Yanela turns fifteen at the end of August, but she booked her photo session months ago. The studio is far from her home, the prices are very high and she would have been happy with run-of-the-mill pictures of her in her new clothes (every new set of clothes, with shoes, costs at least 60 CUC). Despite all this, this is what she says to me: “Have you come across a single girl who turns fifteen and doesn’t get at least one picture wearing a fancy dress?”
To get that picture, her parents must purchase a full package that includes the long dresses (which recall the young women of the 19th century) and the photos (some taken in the studio and some in exteriors). The album, as it was once called, has been gradually modernized: nowadays, it consists of a photo-album, a CD with the photographs and, most of the time, a DVD with a video montage of the shoot.
Curiously enough, Yanela doesn’t want the video, and her family won’t have to spend the 50 CUC it costs. They will only have to pay 390 CUC for the photo package. Yanela doesn’t want a party either. Until a few days ago, her plan for this most holy of birthdays was to go out to eat with her closest friends (this is what her friends have done). She had saved up 50 CUC for this.

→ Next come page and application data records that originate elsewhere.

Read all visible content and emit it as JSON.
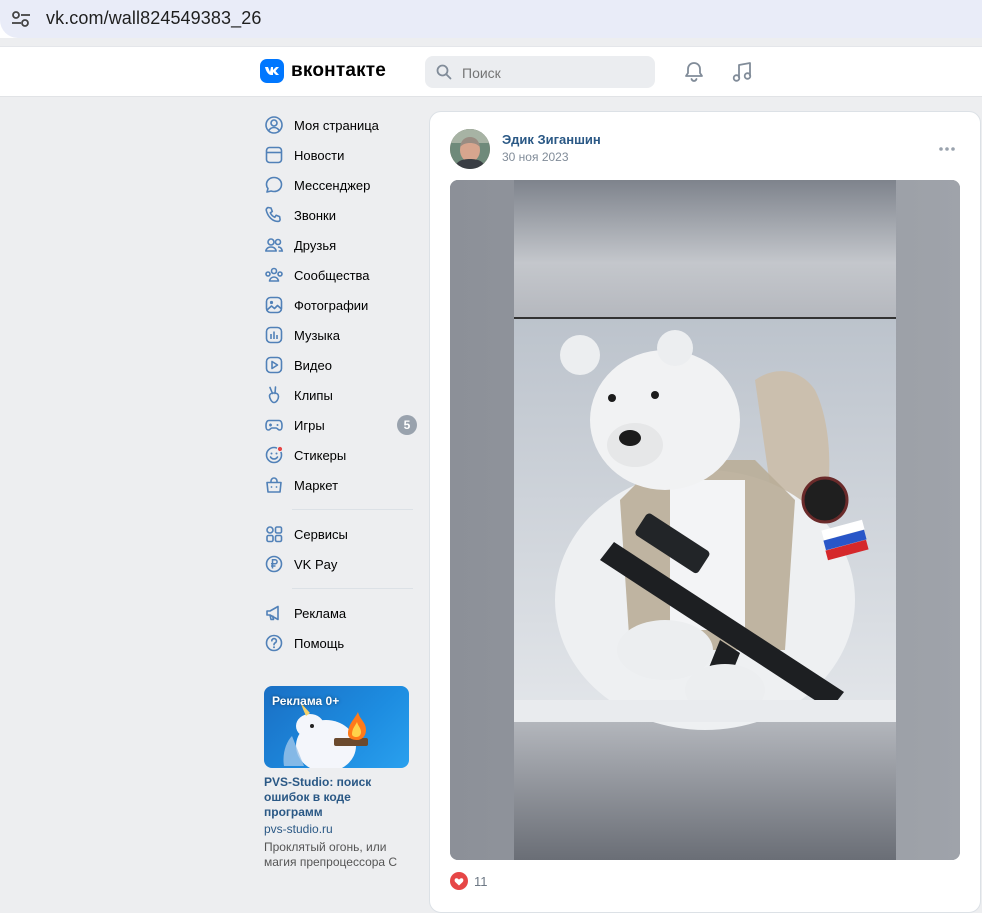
{
  "browser": {
    "url": "vk.com/wall824549383_26"
  },
  "header": {
    "logo_mark": "VK",
    "logo_text": "вконтакте",
    "search_placeholder": "Поиск",
    "accent": "#0077ff"
  },
  "sidebar": {
    "items": [
      {
        "label": "Моя страница",
        "icon": "user-circle-icon"
      },
      {
        "label": "Новости",
        "icon": "news-icon"
      },
      {
        "label": "Мессенджер",
        "icon": "message-icon"
      },
      {
        "label": "Звонки",
        "icon": "phone-icon"
      },
      {
        "label": "Друзья",
        "icon": "friends-icon"
      },
      {
        "label": "Сообщества",
        "icon": "communities-icon"
      },
      {
        "label": "Фотографии",
        "icon": "photos-icon"
      },
      {
        "label": "Музыка",
        "icon": "music-icon"
      },
      {
        "label": "Видео",
        "icon": "video-icon"
      },
      {
        "label": "Клипы",
        "icon": "clips-icon"
      },
      {
        "label": "Игры",
        "icon": "games-icon",
        "badge": "5"
      },
      {
        "label": "Стикеры",
        "icon": "stickers-icon"
      },
      {
        "label": "Маркет",
        "icon": "market-icon"
      }
    ],
    "items2": [
      {
        "label": "Сервисы",
        "icon": "services-icon"
      },
      {
        "label": "VK Pay",
        "icon": "vkpay-icon"
      }
    ],
    "items3": [
      {
        "label": "Реклама",
        "icon": "megaphone-icon"
      },
      {
        "label": "Помощь",
        "icon": "help-icon"
      }
    ]
  },
  "ad": {
    "badge": "Реклама 0+",
    "title": "PVS-Studio: поиск ошибок в коде программ",
    "domain": "pvs-studio.ru",
    "description": "Проклятый огонь, или магия препроцессора С"
  },
  "post": {
    "author": "Эдик Зиганшин",
    "date": "30 ноя 2023",
    "likes": "11"
  }
}
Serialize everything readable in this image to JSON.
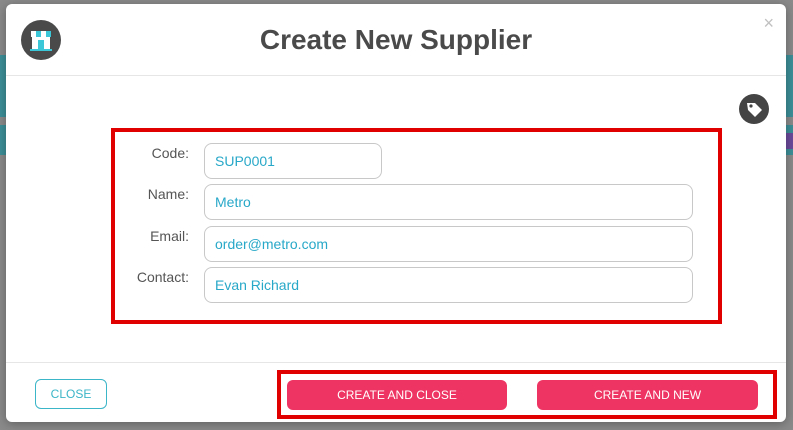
{
  "dialog": {
    "title": "Create New Supplier",
    "close_symbol": "×",
    "logo_icon": "store-logo-icon",
    "tag_icon": "tag-icon"
  },
  "form": {
    "code": {
      "label": "Code:",
      "value": "SUP0001"
    },
    "name": {
      "label": "Name:",
      "value": "Metro"
    },
    "email": {
      "label": "Email:",
      "value": "order@metro.com"
    },
    "contact": {
      "label": "Contact:",
      "value": "Evan Richard"
    }
  },
  "footer": {
    "close_label": "CLOSE",
    "create_close_label": "CREATE AND CLOSE",
    "create_new_label": "CREATE AND NEW"
  },
  "colors": {
    "accent": "#ee3462",
    "teal": "#3bb5c8",
    "highlight": "#e00000"
  }
}
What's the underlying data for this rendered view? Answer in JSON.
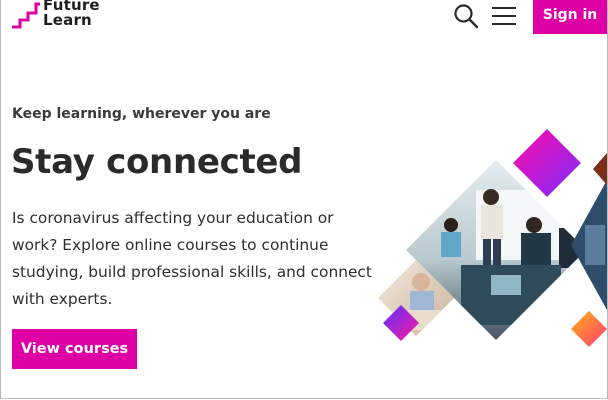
{
  "header": {
    "logo_line1": "Future",
    "logo_line2": "Learn",
    "search_icon": "search-icon",
    "menu_icon": "hamburger-menu-icon",
    "signin_label": "Sign in"
  },
  "hero": {
    "eyebrow": "Keep learning, wherever you are",
    "title": "Stay connected",
    "body": "Is coronavirus affecting your education or work? Explore online courses to continue studying, build professional skills, and connect with experts.",
    "cta_label": "View courses"
  },
  "colors": {
    "brand": "#de00a5",
    "brand_gradient_start": "#ff0aa8",
    "brand_gradient_end": "#7b2dff",
    "text": "#2a2a2a"
  }
}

But plans have a habit of changing, interests vary, trends impose themselves. Now she wants a mobile phone (all of her friends have one) and wishes to spend her birthday at a swimming pool (with her classmates, of course). And there’s not enough money for that.

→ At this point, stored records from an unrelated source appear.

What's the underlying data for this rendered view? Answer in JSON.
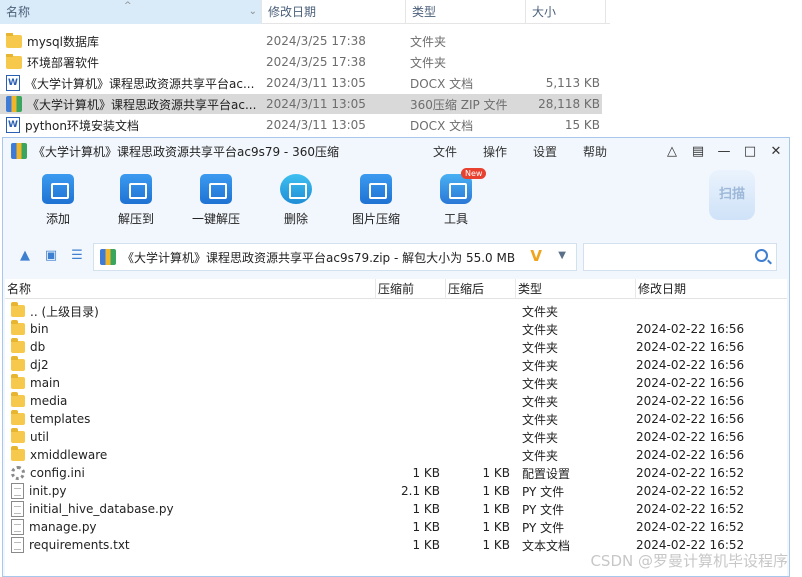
{
  "explorer": {
    "columns": {
      "name": "名称",
      "date": "修改日期",
      "type": "类型",
      "size": "大小"
    },
    "rows": [
      {
        "icon": "folder-icon",
        "name": "mysql数据库",
        "date": "2024/3/25 17:38",
        "type": "文件夹",
        "size": ""
      },
      {
        "icon": "folder-icon",
        "name": "环境部署软件",
        "date": "2024/3/25 17:38",
        "type": "文件夹",
        "size": ""
      },
      {
        "icon": "docx-icon",
        "name": "《大学计算机》课程思政资源共享平台ac...",
        "date": "2024/3/11 13:05",
        "type": "DOCX 文档",
        "size": "5,113 KB"
      },
      {
        "icon": "zip-icon",
        "name": "《大学计算机》课程思政资源共享平台ac...",
        "date": "2024/3/11 13:05",
        "type": "360压缩 ZIP 文件",
        "size": "28,118 KB"
      },
      {
        "icon": "docx-icon",
        "name": "python环境安装文档",
        "date": "2024/3/11 13:05",
        "type": "DOCX 文档",
        "size": "15 KB"
      }
    ],
    "selected_row": 3
  },
  "zipwin": {
    "title": "《大学计算机》课程思政资源共享平台ac9s79 - 360压缩",
    "menus": [
      "文件",
      "操作",
      "设置",
      "帮助"
    ],
    "toolbar": {
      "add": "添加",
      "extract_to": "解压到",
      "one_click_extract": "一键解压",
      "delete": "删除",
      "image_compress": "图片压缩",
      "tools": "工具",
      "new_badge": "New",
      "scan": "扫描"
    },
    "path": "《大学计算机》课程思政资源共享平台ac9s79.zip - 解包大小为 55.0 MB",
    "search_placeholder": "",
    "list": {
      "columns": {
        "name": "名称",
        "before": "压缩前",
        "after": "压缩后",
        "type": "类型",
        "date": "修改日期"
      },
      "rows": [
        {
          "icon": "folder-icon",
          "name": ".. (上级目录)",
          "before": "",
          "after": "",
          "type": "文件夹",
          "date": ""
        },
        {
          "icon": "folder-icon",
          "name": "bin",
          "before": "",
          "after": "",
          "type": "文件夹",
          "date": "2024-02-22 16:56"
        },
        {
          "icon": "folder-icon",
          "name": "db",
          "before": "",
          "after": "",
          "type": "文件夹",
          "date": "2024-02-22 16:56"
        },
        {
          "icon": "folder-icon",
          "name": "dj2",
          "before": "",
          "after": "",
          "type": "文件夹",
          "date": "2024-02-22 16:56"
        },
        {
          "icon": "folder-icon",
          "name": "main",
          "before": "",
          "after": "",
          "type": "文件夹",
          "date": "2024-02-22 16:56"
        },
        {
          "icon": "folder-icon",
          "name": "media",
          "before": "",
          "after": "",
          "type": "文件夹",
          "date": "2024-02-22 16:56"
        },
        {
          "icon": "folder-icon",
          "name": "templates",
          "before": "",
          "after": "",
          "type": "文件夹",
          "date": "2024-02-22 16:56"
        },
        {
          "icon": "folder-icon",
          "name": "util",
          "before": "",
          "after": "",
          "type": "文件夹",
          "date": "2024-02-22 16:56"
        },
        {
          "icon": "folder-icon",
          "name": "xmiddleware",
          "before": "",
          "after": "",
          "type": "文件夹",
          "date": "2024-02-22 16:56"
        },
        {
          "icon": "settings-file-icon",
          "name": "config.ini",
          "before": "1 KB",
          "after": "1 KB",
          "type": "配置设置",
          "date": "2024-02-22 16:52"
        },
        {
          "icon": "file-icon",
          "name": "init.py",
          "before": "2.1 KB",
          "after": "1 KB",
          "type": "PY 文件",
          "date": "2024-02-22 16:52"
        },
        {
          "icon": "file-icon",
          "name": "initial_hive_database.py",
          "before": "1 KB",
          "after": "1 KB",
          "type": "PY 文件",
          "date": "2024-02-22 16:52"
        },
        {
          "icon": "file-icon",
          "name": "manage.py",
          "before": "1 KB",
          "after": "1 KB",
          "type": "PY 文件",
          "date": "2024-02-22 16:52"
        },
        {
          "icon": "file-icon",
          "name": "requirements.txt",
          "before": "1 KB",
          "after": "1 KB",
          "type": "文本文档",
          "date": "2024-02-22 16:52"
        }
      ]
    }
  },
  "watermark": "CSDN @罗曼计算机毕设程序"
}
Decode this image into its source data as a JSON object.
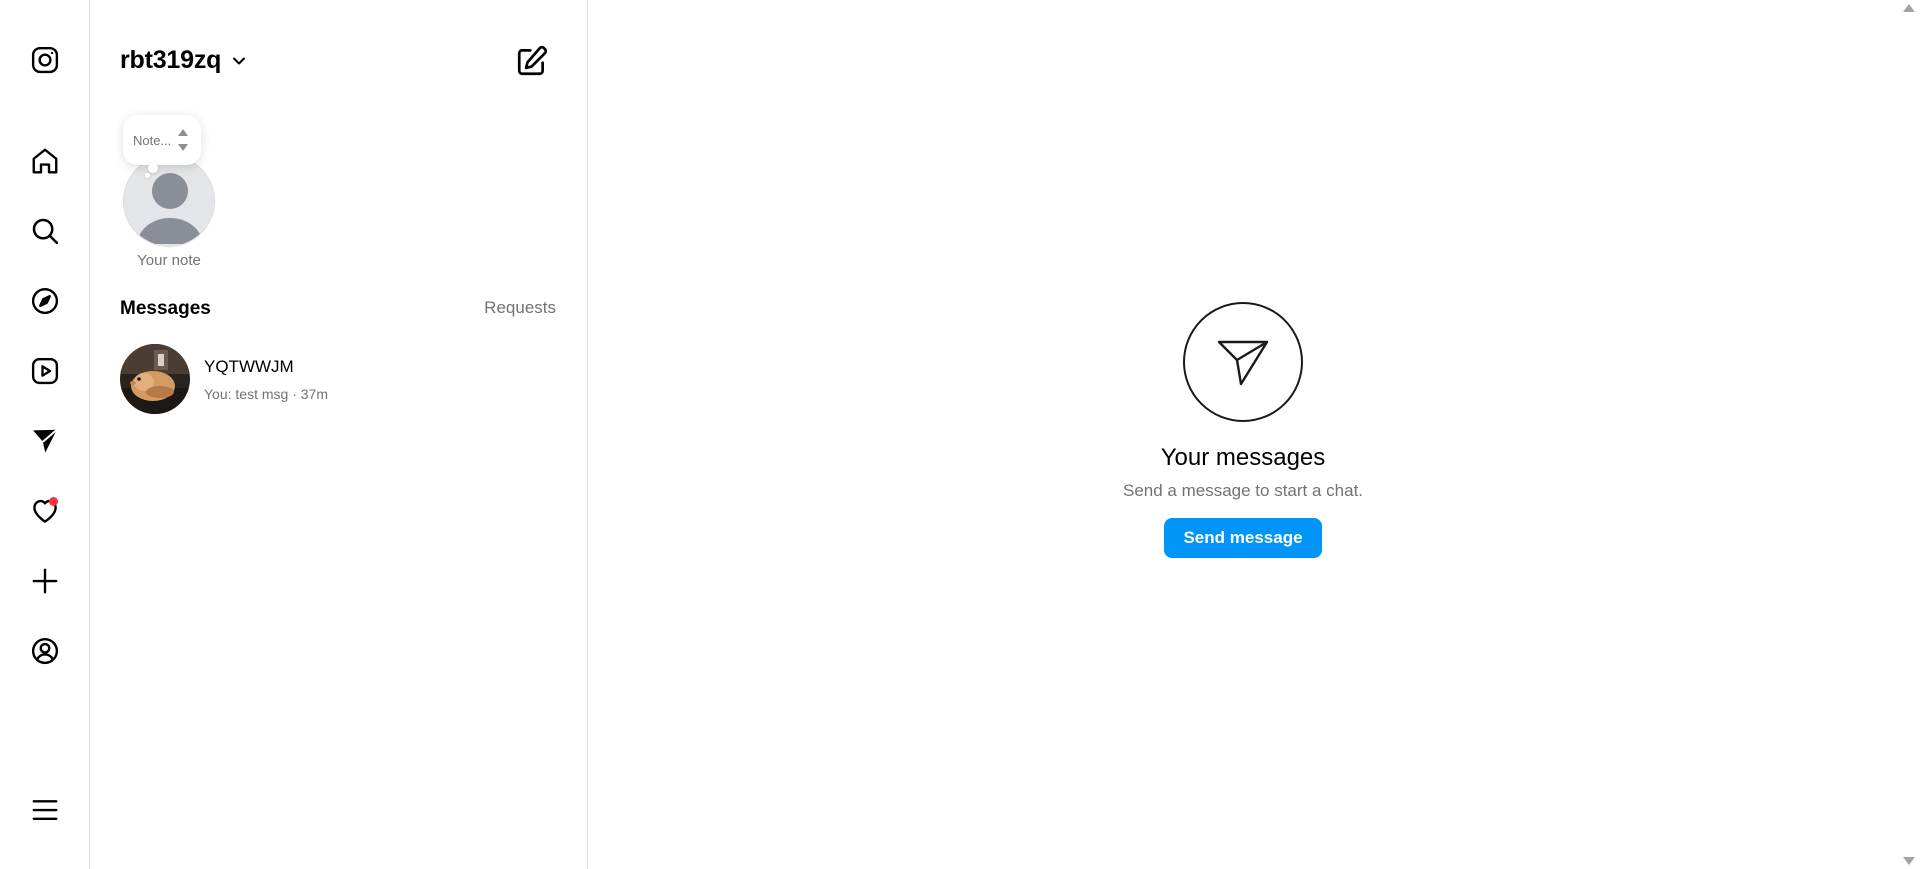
{
  "rail": {
    "icons": [
      "instagram-logo-icon",
      "home-icon",
      "search-icon",
      "compass-icon",
      "reels-icon",
      "messages-icon",
      "heart-icon",
      "create-icon",
      "profile-icon",
      "menu-icon"
    ]
  },
  "inbox": {
    "username": "rbt319zq",
    "note_placeholder": "Note...",
    "note_label": "Your note",
    "messages_title": "Messages",
    "requests_label": "Requests",
    "conversations": [
      {
        "name": "YQTWWJM",
        "preview": "You: test msg · 37m"
      }
    ]
  },
  "empty_state": {
    "title": "Your messages",
    "subtitle": "Send a message to start a chat.",
    "button_label": "Send message"
  },
  "colors": {
    "accent": "#0095f6",
    "notification": "#ff3040",
    "secondary_text": "#737373",
    "border": "#dbdbdb"
  }
}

Trends are like a wild merry-go-round that seduces us with its dazzling colors. When we get on, we cease to be ourselves and become docile consumers. The more we spin around in the merry-go-around, the more individuality we lose, the more frustrated we become and the less interested we become in ever getting off.
A girl’s fifteenth birthday, and the industry that has developed around this celebration, are a veritable financial burden on most Cuban families. Despite this, no family wants to be left without the “memories” of the child.
It doesn’t matter what the costs are, these families are willing to take on any sacrifice. If one has to work financial miracles to put the money together, then let’s get cracking. If one has to borrow a friend’s car and use it as a cab on weekends, sell croquettes or milkshakes, raise pigs in a tiny apartment in Centro Habana, hustle, spend years in a hospital looking after the ill, whatever, then so be it.
Many people who have relatives living abroad get the money they need without having to work so hard. As for me, I still remember how much my mother suffered when 500 CUC were spent on her granddaughter’s party, clothes and photo session.
Why did my mother feel this way? Because her granddaughter’s house, like ours, is practically falling down. There was no sink or fridge and many faucets were plugged up. However, when grandma speaks about her granddaughter in her fancy dress, you can see a twinkle in her dark eyes.
It doesn’t matter how ridiculous the situation is. Very few people notice that the ceremony – with the possible exception of the ballroom waltz that has been resurrected on the island – creates an image that is completely false. Better said, most people like the photos to be artificial, to “improve” the look of the teenager. This “improvement” is achieved through a uniform process. All fifteen-year-olds you see in these photos look alike, or, at least, project the same image: that they are aggressive, sexual beings, sure of their beauty.
I don’t want fifteen-year-olds to become depressed over the fleetingness of youth and physical beauty, I don’t want to rain on anyone’s parade. I am only a little put off by the make-up that grown-ups (people who are aware of these facts) cover their faces with, and the look they choose for these girls, depriving them of the naivety and the surprise that becoming an adult can entail.
When I say “grown-ups”, I am referring to mothers, fathers, neighbors, photographers, make-up people, publicists and a long list of other people. When I speak of make-up, I am touching on only one aspect of this. I could speak about the clothes, the poses and other elements that make this a very complex phenomenon.
Just as we’re unable to determine which horse goes in front of the other in the merry-go-round, so are we unable to discern who establishes a trend and who adopts it. In the end, it is part of a single, circular process: trend-business-customer-trend.
Now, I hear teenage boys are celebrating their fifteenth birthdays with shoots at photo studios. Their photos are then inserted into the cover page of the famous magazine they choose – nothing is beyond Photoshop.
There, they will show off their designer clothes, expose their brawny arms and strike an aggressive pose, like men full of self-confidence eager to take on the world. Like the girls, they will reproduce the stereotypes of the prevailing trends. And so, some more eagerly than others, we will continue to get on that multi-colored merry-go-round.